Please report each line of the data below that contains "text".

RECORDED INFORMATION
******

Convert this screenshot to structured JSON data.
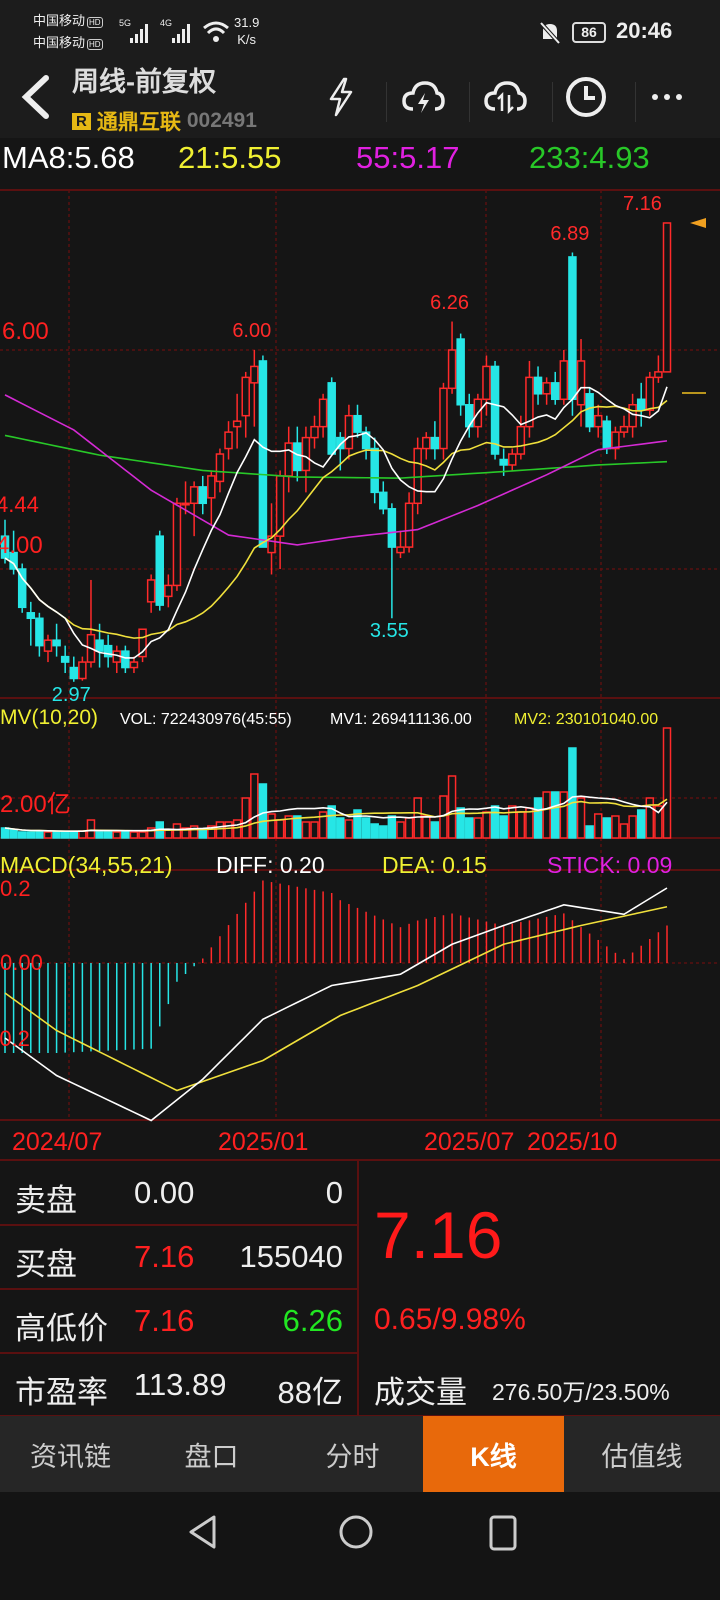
{
  "status": {
    "carrier1": "中国移动",
    "carrier2": "中国移动",
    "hd": "HD",
    "net1": "5G",
    "net2": "4G",
    "speed_value": "31.9",
    "speed_unit": "K/s",
    "battery": "86",
    "time": "20:46"
  },
  "header": {
    "title": "周线-前复权",
    "badge": "R",
    "stock_name": "通鼎互联",
    "stock_code": "002491"
  },
  "ma": {
    "ma8": "MA8:5.68",
    "ma21": "21:5.55",
    "ma55": "55:5.17",
    "ma233": "233:4.93"
  },
  "colors": {
    "up": "#ff2a2a",
    "down": "#26e6e6",
    "ma8": "#ffffff",
    "ma21": "#f0e03c",
    "ma55": "#d42ad4",
    "ma233": "#28c828",
    "grid": "#5a1010",
    "accent": "#e8690b"
  },
  "chart_data": {
    "type": "candlestick",
    "title": "周线-前复权",
    "price_ticks": [
      "6.00",
      "4.00"
    ],
    "price_tick_values": [
      6.0,
      4.0
    ],
    "left_edge_label": "4.44",
    "annotations": [
      {
        "text": "6.00",
        "index": 29,
        "value": 6.0,
        "kind": "high"
      },
      {
        "text": "2.97",
        "index": 8,
        "value": 2.97,
        "kind": "low"
      },
      {
        "text": "3.55",
        "index": 45,
        "value": 3.55,
        "kind": "low"
      },
      {
        "text": "6.26",
        "index": 52,
        "value": 6.26,
        "kind": "high"
      },
      {
        "text": "6.89",
        "index": 66,
        "value": 6.89,
        "kind": "high"
      },
      {
        "text": "7.16",
        "index": 77,
        "value": 7.16,
        "kind": "high"
      }
    ],
    "ohlc": [
      [
        4.3,
        4.45,
        4.05,
        4.1
      ],
      [
        4.15,
        4.35,
        3.95,
        4.0
      ],
      [
        4.0,
        4.05,
        3.6,
        3.65
      ],
      [
        3.6,
        3.7,
        3.3,
        3.55
      ],
      [
        3.55,
        3.6,
        3.2,
        3.3
      ],
      [
        3.25,
        3.4,
        3.15,
        3.35
      ],
      [
        3.35,
        3.5,
        3.2,
        3.3
      ],
      [
        3.2,
        3.3,
        3.05,
        3.15
      ],
      [
        3.1,
        3.2,
        2.97,
        3.0
      ],
      [
        3.0,
        3.2,
        2.98,
        3.15
      ],
      [
        3.15,
        3.9,
        3.1,
        3.4
      ],
      [
        3.35,
        3.5,
        3.1,
        3.25
      ],
      [
        3.3,
        3.4,
        3.1,
        3.2
      ],
      [
        3.15,
        3.3,
        3.05,
        3.25
      ],
      [
        3.25,
        3.3,
        3.05,
        3.1
      ],
      [
        3.1,
        3.2,
        3.05,
        3.15
      ],
      [
        3.2,
        3.45,
        3.15,
        3.45
      ],
      [
        3.7,
        3.95,
        3.6,
        3.9
      ],
      [
        4.3,
        4.35,
        3.62,
        3.67
      ],
      [
        3.75,
        3.95,
        3.65,
        3.85
      ],
      [
        3.85,
        4.65,
        3.8,
        4.6
      ],
      [
        4.6,
        4.8,
        4.5,
        4.6
      ],
      [
        4.6,
        4.8,
        4.3,
        4.75
      ],
      [
        4.75,
        4.85,
        4.5,
        4.6
      ],
      [
        4.65,
        4.9,
        4.4,
        4.85
      ],
      [
        4.8,
        5.1,
        4.7,
        5.05
      ],
      [
        5.1,
        5.35,
        5.0,
        5.25
      ],
      [
        5.3,
        5.6,
        5.1,
        5.35
      ],
      [
        5.4,
        5.8,
        5.2,
        5.75
      ],
      [
        5.7,
        6.0,
        5.3,
        5.85
      ],
      [
        5.9,
        5.95,
        4.2,
        4.2
      ],
      [
        4.15,
        4.6,
        3.95,
        4.3
      ],
      [
        4.3,
        4.9,
        4.0,
        4.85
      ],
      [
        4.85,
        5.3,
        4.7,
        5.15
      ],
      [
        5.15,
        5.3,
        4.8,
        4.9
      ],
      [
        4.9,
        5.3,
        4.7,
        5.2
      ],
      [
        5.2,
        5.4,
        5.1,
        5.3
      ],
      [
        5.3,
        5.6,
        5.2,
        5.55
      ],
      [
        5.7,
        5.75,
        5.05,
        5.05
      ],
      [
        5.2,
        5.25,
        4.9,
        5.1
      ],
      [
        5.1,
        5.5,
        5.0,
        5.4
      ],
      [
        5.4,
        5.5,
        5.2,
        5.25
      ],
      [
        5.25,
        5.3,
        5.0,
        5.1
      ],
      [
        5.1,
        5.2,
        4.6,
        4.7
      ],
      [
        4.7,
        4.8,
        4.5,
        4.55
      ],
      [
        4.55,
        4.6,
        3.55,
        4.2
      ],
      [
        4.15,
        4.35,
        4.1,
        4.2
      ],
      [
        4.2,
        4.7,
        4.15,
        4.6
      ],
      [
        4.6,
        5.2,
        4.5,
        5.1
      ],
      [
        5.1,
        5.25,
        5.0,
        5.2
      ],
      [
        5.2,
        5.35,
        5.0,
        5.1
      ],
      [
        5.1,
        5.7,
        5.0,
        5.65
      ],
      [
        5.65,
        6.26,
        5.6,
        6.0
      ],
      [
        6.1,
        6.15,
        5.4,
        5.5
      ],
      [
        5.5,
        5.6,
        5.2,
        5.3
      ],
      [
        5.3,
        5.6,
        5.2,
        5.55
      ],
      [
        5.55,
        5.95,
        5.4,
        5.85
      ],
      [
        5.85,
        5.9,
        5.0,
        5.05
      ],
      [
        5.0,
        5.1,
        4.85,
        4.95
      ],
      [
        4.95,
        5.1,
        4.9,
        5.05
      ],
      [
        5.05,
        5.4,
        5.0,
        5.3
      ],
      [
        5.3,
        5.9,
        5.2,
        5.75
      ],
      [
        5.75,
        5.85,
        5.5,
        5.6
      ],
      [
        5.6,
        5.75,
        5.5,
        5.7
      ],
      [
        5.7,
        5.8,
        5.5,
        5.55
      ],
      [
        5.55,
        6.0,
        5.5,
        5.9
      ],
      [
        6.85,
        6.89,
        5.4,
        5.55
      ],
      [
        5.5,
        6.1,
        5.3,
        5.9
      ],
      [
        5.6,
        5.65,
        5.25,
        5.3
      ],
      [
        5.3,
        5.5,
        5.2,
        5.4
      ],
      [
        5.35,
        5.4,
        5.05,
        5.1
      ],
      [
        5.1,
        5.3,
        5.0,
        5.25
      ],
      [
        5.25,
        5.4,
        5.2,
        5.3
      ],
      [
        5.3,
        5.6,
        5.2,
        5.5
      ],
      [
        5.55,
        5.7,
        5.3,
        5.45
      ],
      [
        5.45,
        5.8,
        5.4,
        5.75
      ],
      [
        5.75,
        5.95,
        5.7,
        5.8
      ],
      [
        5.8,
        7.16,
        5.8,
        7.16
      ]
    ],
    "ma55_points": [
      [
        0,
        5.59
      ],
      [
        8,
        5.27
      ],
      [
        17,
        4.72
      ],
      [
        26,
        4.31
      ],
      [
        34,
        4.22
      ],
      [
        40,
        4.29
      ],
      [
        48,
        4.36
      ],
      [
        55,
        4.58
      ],
      [
        63,
        4.86
      ],
      [
        69,
        5.09
      ],
      [
        77,
        5.17
      ]
    ],
    "ma233_points": [
      [
        0,
        5.22
      ],
      [
        11,
        5.04
      ],
      [
        23,
        4.9
      ],
      [
        34,
        4.84
      ],
      [
        46,
        4.83
      ],
      [
        58,
        4.89
      ],
      [
        69,
        4.95
      ],
      [
        77,
        4.98
      ]
    ],
    "volume_title": "MV(10,20)",
    "volume_readout": {
      "vol": "VOL: 722430976(45:55)",
      "mv1": "MV1: 269411136.00",
      "mv2": "MV2: 230101040.00"
    },
    "volume_tick": "2.00亿",
    "volume_unit": "亿",
    "volumes": [
      0.5,
      0.4,
      0.3,
      0.3,
      0.35,
      0.3,
      0.3,
      0.3,
      0.3,
      0.35,
      0.9,
      0.3,
      0.3,
      0.3,
      0.3,
      0.3,
      0.3,
      0.5,
      0.8,
      0.4,
      0.7,
      0.5,
      0.6,
      0.4,
      0.6,
      0.8,
      0.8,
      0.9,
      2.0,
      3.2,
      2.7,
      1.2,
      0.9,
      1.1,
      1.1,
      0.8,
      0.8,
      1.3,
      1.6,
      1.0,
      0.9,
      1.4,
      1.0,
      0.7,
      0.6,
      1.1,
      0.8,
      1.0,
      2.0,
      1.1,
      0.8,
      2.1,
      3.1,
      1.5,
      1.0,
      1.0,
      1.3,
      1.6,
      1.1,
      1.6,
      1.3,
      1.5,
      2.0,
      2.3,
      2.3,
      2.3,
      4.5,
      2.0,
      0.6,
      1.2,
      1.0,
      1.1,
      0.7,
      1.1,
      1.4,
      2.0,
      1.6,
      7.2
    ],
    "macd_title": "MACD(34,55,21)",
    "macd_readout": {
      "diff": "DIFF: 0.20",
      "dea": "DEA: 0.15",
      "stick": "STICK: 0.09"
    },
    "macd_ticks": [
      "0.2",
      "0.00",
      "-0.2"
    ],
    "macd_tick_values": [
      0.2,
      0.0,
      -0.2
    ],
    "diff_points": [
      [
        0,
        -0.2
      ],
      [
        6,
        -0.3
      ],
      [
        17,
        -0.42
      ],
      [
        23,
        -0.31
      ],
      [
        30,
        -0.15
      ],
      [
        38,
        -0.06
      ],
      [
        46,
        -0.03
      ],
      [
        52,
        0.05
      ],
      [
        58,
        0.1
      ],
      [
        65,
        0.155
      ],
      [
        72,
        0.13
      ],
      [
        77,
        0.2
      ]
    ],
    "dea_points": [
      [
        0,
        -0.08
      ],
      [
        6,
        -0.18
      ],
      [
        20,
        -0.34
      ],
      [
        30,
        -0.26
      ],
      [
        39,
        -0.14
      ],
      [
        48,
        -0.06
      ],
      [
        58,
        0.05
      ],
      [
        67,
        0.1
      ],
      [
        77,
        0.15
      ]
    ],
    "x_labels": [
      "2024/07",
      "2025/01",
      "2025/07",
      "2025/10"
    ]
  },
  "quote": {
    "sell_label": "卖盘",
    "sell_price": "0.00",
    "sell_qty": "0",
    "buy_label": "买盘",
    "buy_price": "7.16",
    "buy_qty": "155040",
    "hl_label": "高低价",
    "high": "7.16",
    "low": "6.26",
    "pe_label": "市盈率",
    "pe": "113.89",
    "mcap": "88亿",
    "price": "7.16",
    "change": "0.65/9.98%",
    "vol_label": "成交量",
    "vol_value": "276.50万/23.50%"
  },
  "tabs": [
    {
      "label": "资讯链"
    },
    {
      "label": "盘口"
    },
    {
      "label": "分时"
    },
    {
      "label": "K线",
      "active": true
    },
    {
      "label": "估值线"
    }
  ]
}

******

RESPONSE AREA
        "text": "6.00",
        "text": "2.97",
        "text": "3.55",
        "text": "6.26",
        "text": "6.89",
        "text": "7.16",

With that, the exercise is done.